When you’re dealing with cold storage, there can be hazards involved. Some of these can result in goods being lost so it’s in your best interests to be aware of them and monitor your cold storage for potential issues. So let’s have a look at the most common hazards and how you can minimise them.
Packaging is key. Always check any goods you store are properly packaged. Look out for holes in the packaging and make sure the right film wrap is used whether you’re involved in cold storage haulage or warehousing.
How you store goods is really important too. Incorrect storage could mean your products will freeze when they’re not meant to. If this happens, check your evaporator coils are set at the right temperature or positioned correctly. Pallets of goods need to be stacked so the air can flow evenly around them, and remember to leave a bit of a space between them and the walls. If they’re stored too close to the walls, freezing might occur.
Humidity can also be a big problem in cold storage. You’ll know if you’re suffering from this as some of your goods will shrivel. The good news is it’s relatively simple to solve, and installing a few more evaporator coils should do it. Sometimes wooden storage crates are to blame for shrivelling too, as they can suck the moisture from the air and whatever’s stored in them. If this happens, change the container and thoroughly dry the products before you store them. Occasionally, certain agricultural products are more likely to shrivel than others so it’s worth doing a bit of homework about the best way to store these.

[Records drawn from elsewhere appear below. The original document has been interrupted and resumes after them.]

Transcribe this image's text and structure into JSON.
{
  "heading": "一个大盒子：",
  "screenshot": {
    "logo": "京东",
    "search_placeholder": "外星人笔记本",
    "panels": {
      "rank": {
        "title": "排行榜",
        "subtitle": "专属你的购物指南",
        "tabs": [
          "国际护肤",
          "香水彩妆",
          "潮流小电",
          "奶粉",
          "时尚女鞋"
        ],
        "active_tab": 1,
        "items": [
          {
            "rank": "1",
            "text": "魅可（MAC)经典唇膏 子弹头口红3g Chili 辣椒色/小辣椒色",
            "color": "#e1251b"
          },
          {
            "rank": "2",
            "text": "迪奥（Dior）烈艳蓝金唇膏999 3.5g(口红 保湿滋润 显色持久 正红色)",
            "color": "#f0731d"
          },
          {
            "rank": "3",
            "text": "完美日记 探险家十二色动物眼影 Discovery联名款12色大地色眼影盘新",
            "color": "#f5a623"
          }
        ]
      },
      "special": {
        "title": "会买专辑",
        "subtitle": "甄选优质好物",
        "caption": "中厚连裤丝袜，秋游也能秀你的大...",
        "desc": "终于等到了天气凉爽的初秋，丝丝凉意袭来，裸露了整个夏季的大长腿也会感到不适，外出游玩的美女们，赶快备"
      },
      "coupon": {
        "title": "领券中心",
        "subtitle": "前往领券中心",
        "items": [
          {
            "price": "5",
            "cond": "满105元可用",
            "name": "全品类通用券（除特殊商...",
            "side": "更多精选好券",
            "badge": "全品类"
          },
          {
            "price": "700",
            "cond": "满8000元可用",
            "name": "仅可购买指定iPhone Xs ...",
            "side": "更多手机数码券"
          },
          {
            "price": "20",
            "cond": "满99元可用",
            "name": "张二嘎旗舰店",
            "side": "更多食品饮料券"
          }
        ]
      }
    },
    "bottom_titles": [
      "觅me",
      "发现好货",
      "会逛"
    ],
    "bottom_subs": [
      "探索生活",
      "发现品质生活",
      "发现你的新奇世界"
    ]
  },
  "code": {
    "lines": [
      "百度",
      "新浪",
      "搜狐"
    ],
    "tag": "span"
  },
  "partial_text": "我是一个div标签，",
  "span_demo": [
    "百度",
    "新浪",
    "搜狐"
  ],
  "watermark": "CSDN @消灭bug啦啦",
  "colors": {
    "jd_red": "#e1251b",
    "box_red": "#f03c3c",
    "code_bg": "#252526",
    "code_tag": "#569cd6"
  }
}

Another serious problem is condensation. This will occur on either the outside or inside of the packaging. It can be caused by warm air hitting the packaging which you can sort out by simply moving them somewhere else. And don’t forget to check products near to where you’re experiencing condensation as it could be water dripping from them – or evaporator coils – on to the goods that’s causing the problem. If this is the case, move the goods and make sure you’ve got somewhere for the excess water to drain from the floor.
The research was carried out on the following:
To identify health problems among workers performing cleaning, maintenance and machine operation tasks inside cold storage rooms with temperatures between -15 degrees C and -35 degrees C in a freeze drying rooms.
24 workers working inside the cold stores participated in the study. A questionnaire about cold-related health problems and the standardized Nordic questionnaire assessing muscle complaints were completed by all exposed workers. A physical examination was performed on each worker too.
BELOW IS THE RESULTS:
The most relevant cold-related health problem was episodic finger symptoms (50%), followed by respiratory symptoms (21%), peripheral circulation symptoms (20%), and repeated pain in the musculoskeletal system (12%). Two subjects had a previous diagnosis of Raynaud’s phenomenon (RP). The prevalence of musculoskeletal complains in the neck and low back was 21% in each.
The prevalence found for various complaints among the freeze drying workers implies that the cold conditions inside cold stores may present a real risk of cold-related health problems and, due to lowered concentration level, for injuries, too. Greater efforts should be made to minimize the cold exposure by designing automation processes to prevent continuous exposure to cold during freeze drying process if it is possible. And improving the cold-protective clothing and guaranteeing its appropriate use will reduce health risks.